EXERCISE OBJECTIVE ▸
For each line of the listing that includes the word "text", show the whole line.

DATASET ENTRIES ▸
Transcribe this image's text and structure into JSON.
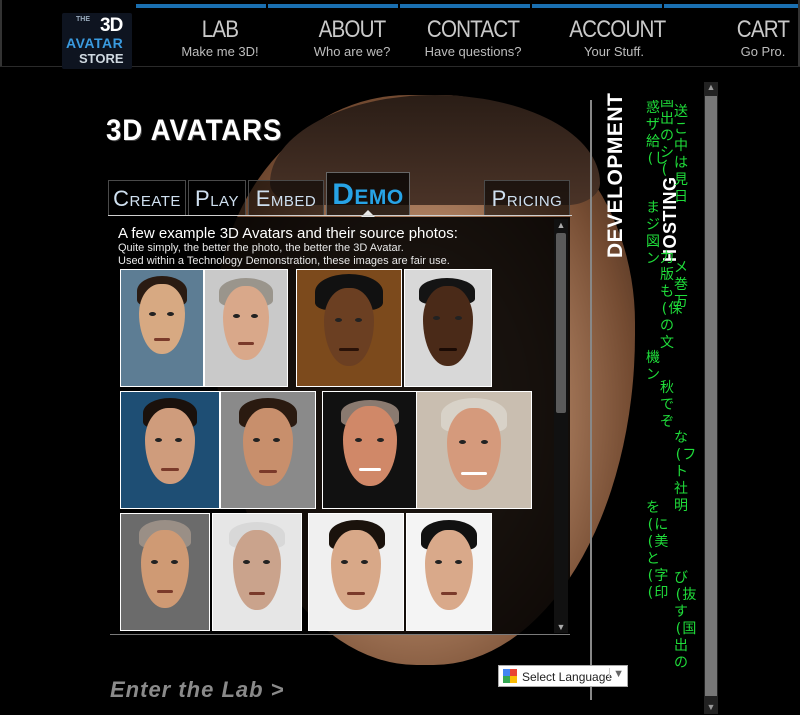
{
  "logo": {
    "the": "THE",
    "three_d": "3D",
    "avatar": "AVATAR",
    "store": "STORE"
  },
  "nav": [
    {
      "title": "LAB",
      "subtitle": "Make me 3D!"
    },
    {
      "title": "ABOUT",
      "subtitle": "Who are we?"
    },
    {
      "title": "CONTACT",
      "subtitle": "Have questions?"
    },
    {
      "title": "ACCOUNT",
      "subtitle": "Your Stuff."
    },
    {
      "title": "CART",
      "subtitle": "Go Pro."
    }
  ],
  "page_title": "3D AVATARS",
  "tabs": [
    {
      "label": "Create"
    },
    {
      "label": "Play"
    },
    {
      "label": "Embed"
    },
    {
      "label": "Demo"
    },
    {
      "label": "Pricing"
    }
  ],
  "intro": {
    "heading": "A few example 3D Avatars and their source photos:",
    "line1": "Quite simply, the better the photo, the better the 3D Avatar.",
    "line2": "Used within a Technology Demonstration, these images are fair use."
  },
  "side": {
    "development": "DEVELOPMENT",
    "hosting": "HOSTING"
  },
  "matrix_columns": [
    "惑ザ給(し",
    "国出のシ(",
    "送こ中は見日",
    "まジ図ン",
    "力版も(保の文",
    "メ巻万",
    "機ン",
    "秋でぞ",
    "な(フト社明",
    "を(に(美と(字(印",
    "び(抜す(国出の"
  ],
  "footer": {
    "enter_lab": "Enter the Lab >",
    "language_select": "Select Language"
  },
  "colors": {
    "accent": "#27a3e6",
    "matrix_green": "#1fdc3a"
  }
}
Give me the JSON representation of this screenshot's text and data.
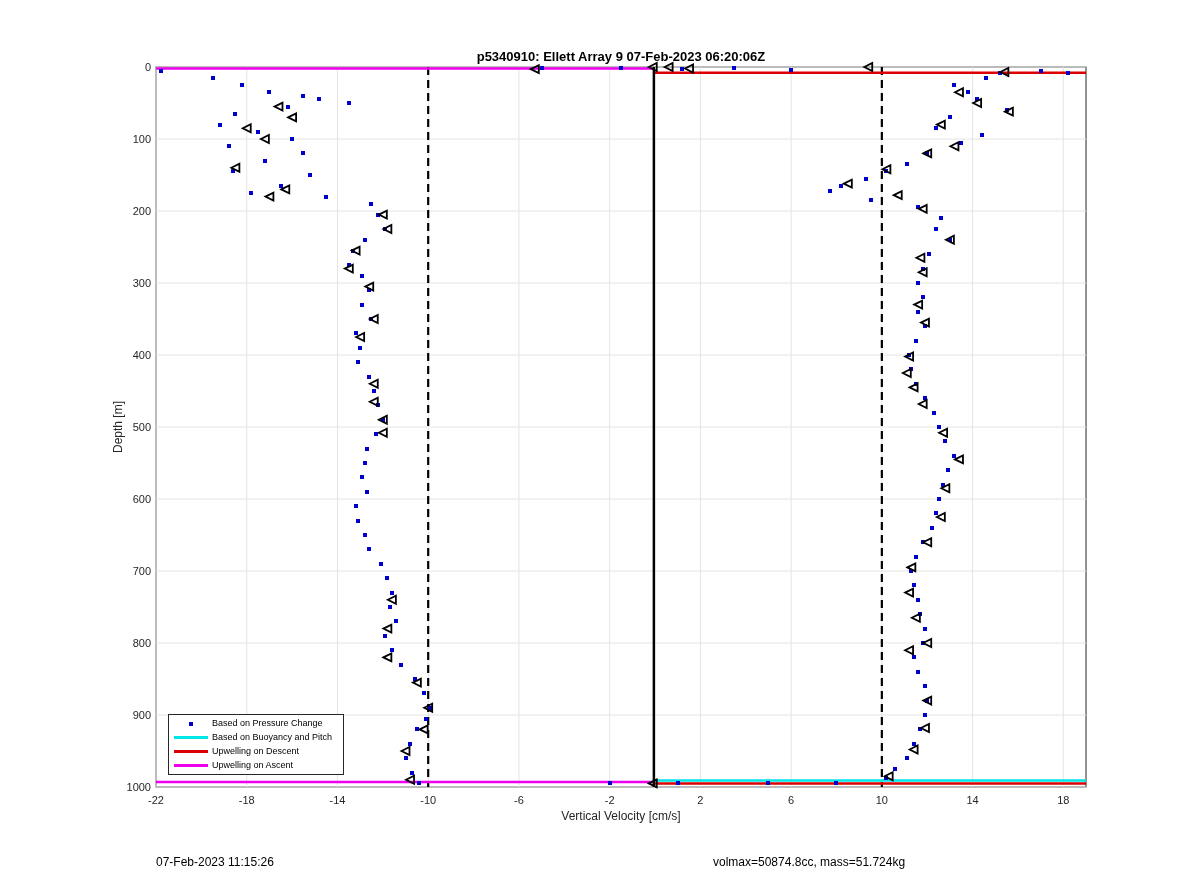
{
  "figure": {
    "chart_data": {
      "type": "scatter",
      "title": "p5340910: Ellett Array 9 07-Feb-2023 06:20:06Z",
      "xlabel": "Vertical Velocity [cm/s]",
      "ylabel": "Depth [m]",
      "xlim": [
        -22,
        19
      ],
      "ylim": [
        1000,
        0
      ],
      "xticks": [
        -22,
        -18,
        -14,
        -10,
        -6,
        -2,
        2,
        6,
        10,
        14,
        18
      ],
      "yticks": [
        0,
        100,
        200,
        300,
        400,
        500,
        600,
        700,
        800,
        900,
        1000
      ],
      "series": [
        {
          "name": "Based on Pressure Change",
          "type": "scatter",
          "marker": "square",
          "color": "#0000cc",
          "x": [
            -21.8,
            -19.5,
            -18.2,
            -17,
            -15.5,
            -14.8,
            -13.5,
            -16.2,
            -18.5,
            -19.2,
            -17.5,
            -16,
            -18.8,
            -15.5,
            -17.2,
            -18.6,
            -15.2,
            -16.5,
            -17.8,
            -14.5,
            -12.5,
            -12.2,
            -11.9,
            -12.8,
            -13.3,
            -13.5,
            -12.9,
            -12.6,
            -12.9,
            -12.5,
            -13.2,
            -13,
            -13.1,
            -12.6,
            -12.4,
            -12.2,
            -12,
            -12.3,
            -12.7,
            -12.8,
            -12.9,
            -12.7,
            -13.2,
            -13.1,
            -12.8,
            -12.6,
            -12.1,
            -11.8,
            -11.6,
            -11.7,
            -11.4,
            -11.9,
            -11.6,
            -11.2,
            -10.6,
            -10.2,
            -9.9,
            -10.1,
            -10.5,
            -10.8,
            -11,
            -10.7,
            -10.4,
            -5,
            -1.5,
            1.2,
            3.5,
            6,
            17,
            18.2,
            15.2,
            14.6,
            13.2,
            13.8,
            14.2,
            15.5,
            13,
            12.4,
            14.4,
            13.5,
            12,
            11.1,
            10.2,
            9.3,
            8.2,
            7.7,
            9.5,
            11.6,
            12.6,
            12.4,
            13,
            12.1,
            11.8,
            11.6,
            11.8,
            11.6,
            11.9,
            11.5,
            11.2,
            11.3,
            11.5,
            11.9,
            12.3,
            12.5,
            12.8,
            13.2,
            12.9,
            12.7,
            12.5,
            12.4,
            12.2,
            11.8,
            11.5,
            11.3,
            11.4,
            11.6,
            11.7,
            11.9,
            11.8,
            11.4,
            11.6,
            11.9,
            12,
            11.9,
            11.7,
            11.4,
            11.1,
            10.6,
            10.2,
            -2,
            1,
            5,
            8
          ],
          "values": [
            5,
            15,
            25,
            35,
            40,
            45,
            50,
            55,
            65,
            80,
            90,
            100,
            110,
            120,
            130,
            145,
            150,
            165,
            175,
            180,
            190,
            205,
            225,
            240,
            255,
            275,
            290,
            310,
            330,
            350,
            370,
            390,
            410,
            430,
            450,
            470,
            490,
            510,
            530,
            550,
            570,
            590,
            610,
            630,
            650,
            670,
            690,
            710,
            730,
            750,
            770,
            790,
            810,
            830,
            850,
            870,
            890,
            905,
            920,
            940,
            960,
            980,
            995,
            2,
            2,
            3,
            2,
            4,
            6,
            8,
            8,
            15,
            25,
            35,
            45,
            60,
            70,
            85,
            95,
            105,
            120,
            135,
            145,
            155,
            165,
            172,
            185,
            195,
            210,
            225,
            240,
            260,
            280,
            300,
            320,
            340,
            360,
            380,
            400,
            420,
            440,
            460,
            480,
            500,
            520,
            540,
            560,
            580,
            600,
            620,
            640,
            660,
            680,
            700,
            720,
            740,
            760,
            780,
            800,
            820,
            840,
            860,
            880,
            900,
            920,
            940,
            960,
            975,
            988,
            995,
            994,
            995,
            994
          ]
        },
        {
          "name": "Based on Buoyancy and Pitch",
          "type": "line",
          "color": "#00e5e5",
          "x": [
            0,
            19
          ],
          "values": [
            991,
            991
          ]
        },
        {
          "name": "Upwelling on Descent",
          "type": "line",
          "color": "#dd0000",
          "x": [
            0,
            19
          ],
          "values": [
            8,
            8
          ]
        },
        {
          "name": "Upwelling on Ascent",
          "type": "line",
          "color": "#ee00ee",
          "x": [
            -22,
            0
          ],
          "values": [
            2,
            2
          ]
        },
        {
          "type": "line",
          "color": "#dd0000",
          "x": [
            0,
            19
          ],
          "values": [
            995,
            995
          ]
        },
        {
          "type": "line",
          "color": "#ee00ee",
          "x": [
            -22,
            0
          ],
          "values": [
            993,
            993
          ]
        },
        {
          "type": "line",
          "color": "#000000",
          "x": [
            -0.05,
            -0.05
          ],
          "values": [
            0,
            1000
          ]
        },
        {
          "type": "scatter",
          "marker": "triangle",
          "color": "#000000",
          "x": [
            -16.6,
            -16,
            -18,
            -17.2,
            -18.5,
            -16.3,
            -17,
            -12,
            -11.8,
            -13.2,
            -13.5,
            -12.6,
            -12.4,
            -13,
            -12.4,
            -12.4,
            -12,
            -12,
            -11.6,
            -11.8,
            -11.8,
            -10.5,
            -10,
            -10.2,
            -11,
            -10.8,
            -5.3,
            -0.1,
            15.4,
            13.4,
            14.2,
            15.6,
            12.6,
            12,
            13.2,
            10.2,
            8.5,
            10.7,
            11.8,
            13,
            11.7,
            11.8,
            11.6,
            11.9,
            11.2,
            11.1,
            11.4,
            11.8,
            12.7,
            13.4,
            12.8,
            12.6,
            12,
            11.3,
            11.2,
            11.5,
            12,
            11.2,
            12,
            11.9,
            11.4,
            10.3,
            9.4,
            1.5,
            0.6,
            -0.1
          ],
          "values": [
            55,
            70,
            85,
            100,
            140,
            170,
            180,
            205,
            225,
            255,
            280,
            305,
            350,
            375,
            440,
            465,
            490,
            508,
            740,
            780,
            820,
            855,
            890,
            920,
            950,
            990,
            3,
            0,
            7,
            35,
            50,
            62,
            80,
            120,
            110,
            142,
            162,
            178,
            197,
            240,
            265,
            285,
            330,
            355,
            402,
            425,
            445,
            468,
            508,
            545,
            585,
            625,
            660,
            695,
            730,
            765,
            800,
            810,
            880,
            918,
            948,
            985,
            0,
            2,
            0,
            995
          ]
        }
      ],
      "ref_lines": [
        {
          "axis": "x",
          "value": -10
        },
        {
          "axis": "x",
          "value": 10
        }
      ],
      "grid": true,
      "legend": "lower left"
    }
  },
  "footer": {
    "timestamp": "07-Feb-2023 11:15:26",
    "summary": "volmax=50874.8cc, mass=51.724kg"
  }
}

ANSWER FOR THE TASK ▸
Transcribe this image's text and structure into JSON.
Give me the JSON representation of this screenshot's text and data.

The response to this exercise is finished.